Instead I went back to my table empty-handed, in a daze, shaking from anger and shock at not only being screamed at but accused of something so stupid. “I can’t believe that just happened,” I said, and proceeded to tell Abbey why I didn’t get her sandwich yet. “I need to calm down,” I told her.
A few minutes later one of the students, who’d been ping ponging around the back of the restaurant and had heard my story, planted himself in front of me and began pounding on my table, screaming, “She cut me off! Hey! She CUT IN LINE! EVERYBODY! THIS LADY CUT IN LINE!” By the time he finished I was laughing so hard I was practically in tears. The parent whose group this boy belonged to eyed me with mock hope. “Would you like to trade?” she joked.
I would gladly have taken him.
The four kids in my group were my daughter and three boys. One of them is very much like Abbey—goofy, funny, extroverted—making silly faces when I aimed my camera. The other boys are funny too, but also very shy, turning their faces away whenever I snapped a picture (I promised them I wouldn’t post those, but I wanted to take some for their families).
We didn’t technically have to stay together as a group, but they kept me with them for most of the day anyway, and we had a great time hitting the roller coasters, munching on churros, and shopping for souvenirs.
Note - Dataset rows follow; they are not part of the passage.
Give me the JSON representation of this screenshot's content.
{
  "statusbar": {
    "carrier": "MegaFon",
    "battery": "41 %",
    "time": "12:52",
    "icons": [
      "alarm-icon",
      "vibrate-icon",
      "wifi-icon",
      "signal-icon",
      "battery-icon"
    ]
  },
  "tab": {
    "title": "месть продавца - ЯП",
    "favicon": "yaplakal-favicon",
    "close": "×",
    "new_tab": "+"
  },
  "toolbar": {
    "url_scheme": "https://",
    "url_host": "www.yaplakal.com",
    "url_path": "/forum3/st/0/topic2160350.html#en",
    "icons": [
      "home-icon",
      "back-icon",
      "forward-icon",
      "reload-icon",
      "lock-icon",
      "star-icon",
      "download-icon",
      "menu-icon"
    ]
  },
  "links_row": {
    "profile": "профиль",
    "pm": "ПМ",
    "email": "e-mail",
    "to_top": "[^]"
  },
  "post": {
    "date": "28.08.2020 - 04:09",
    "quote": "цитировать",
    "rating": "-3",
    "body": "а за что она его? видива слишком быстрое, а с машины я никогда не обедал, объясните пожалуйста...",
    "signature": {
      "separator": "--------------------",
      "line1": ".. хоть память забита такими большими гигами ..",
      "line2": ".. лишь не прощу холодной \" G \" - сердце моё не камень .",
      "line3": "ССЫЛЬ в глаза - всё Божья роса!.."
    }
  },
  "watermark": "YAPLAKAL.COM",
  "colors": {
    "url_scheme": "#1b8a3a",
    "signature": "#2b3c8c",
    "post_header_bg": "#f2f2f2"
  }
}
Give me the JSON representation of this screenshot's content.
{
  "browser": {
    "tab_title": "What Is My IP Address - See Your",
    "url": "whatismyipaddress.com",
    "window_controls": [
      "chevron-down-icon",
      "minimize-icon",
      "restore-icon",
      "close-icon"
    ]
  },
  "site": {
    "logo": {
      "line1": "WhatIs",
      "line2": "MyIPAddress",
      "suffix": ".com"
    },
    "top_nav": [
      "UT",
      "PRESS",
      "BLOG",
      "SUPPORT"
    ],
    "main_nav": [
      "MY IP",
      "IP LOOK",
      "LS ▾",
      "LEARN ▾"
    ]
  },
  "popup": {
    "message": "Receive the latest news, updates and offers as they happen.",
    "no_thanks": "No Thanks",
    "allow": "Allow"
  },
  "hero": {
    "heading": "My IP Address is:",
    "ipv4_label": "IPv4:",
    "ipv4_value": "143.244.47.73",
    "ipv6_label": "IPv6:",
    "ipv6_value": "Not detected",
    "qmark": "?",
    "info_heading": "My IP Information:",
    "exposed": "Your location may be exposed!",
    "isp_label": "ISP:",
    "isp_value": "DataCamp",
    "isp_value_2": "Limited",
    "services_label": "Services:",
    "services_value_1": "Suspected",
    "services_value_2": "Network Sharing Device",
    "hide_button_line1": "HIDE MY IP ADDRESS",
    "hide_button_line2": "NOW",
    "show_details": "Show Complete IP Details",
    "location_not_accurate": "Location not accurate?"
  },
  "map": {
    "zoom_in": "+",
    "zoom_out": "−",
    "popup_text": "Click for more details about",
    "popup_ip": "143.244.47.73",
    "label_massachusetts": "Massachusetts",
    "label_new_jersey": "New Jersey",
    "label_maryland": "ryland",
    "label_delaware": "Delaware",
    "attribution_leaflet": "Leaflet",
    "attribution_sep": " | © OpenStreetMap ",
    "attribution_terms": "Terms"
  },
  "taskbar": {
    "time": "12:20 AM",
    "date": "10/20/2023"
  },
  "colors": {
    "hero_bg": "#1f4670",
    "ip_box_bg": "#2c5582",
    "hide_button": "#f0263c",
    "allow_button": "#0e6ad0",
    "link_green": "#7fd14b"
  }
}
Still, being at Disneyland for fifteen hours, from opening until close, after a night of practically no sleep, was a new experience for me. In the middle of the day, when I’d been there for seven hours and was facing another eight, I was so desperate for a moment’s peace that I broke away and stumbled into the Main Street Opera House for a viewing of “Great Moments with Mr. Lincoln.” In the fifteen-minute showing I believe I fell asleep and startled awake approximately seventeen times.
At midnight, we gathered at our meeting place and took attendance, then wearily made our way to the parking garage and boarded the buses once more. Not surprisingly, I had no issues sleeping on the way back.
So I ditched the cap and gown (and crowds) on Monday, but I celebrated in my own way, quietly, at home. Soon enough I’ll receive my diploma, one year after returning to school, and it’s been an incredibly rewarding experience, truly one of the best decisions I’ve ever made.
I mentioned previously that as part of my capstone course, I’d committed to finishing edits on What Was Never There. I’m happy to report that I made that deadline, with a lot of help from my friend Carrie, who graciously read and offered feedback on several of the stories, including the whopping 8,000-word title story (thank you, Carrie!).
That means that this week, in addition to preparing for my kids’ last week of school (and one more field trip), and planning for their birthdays (I don’t even have birthday lists to the grandparents yet, let alone ideas for parties), I get to work on one more thing: writing a query letter for book #2. 🙂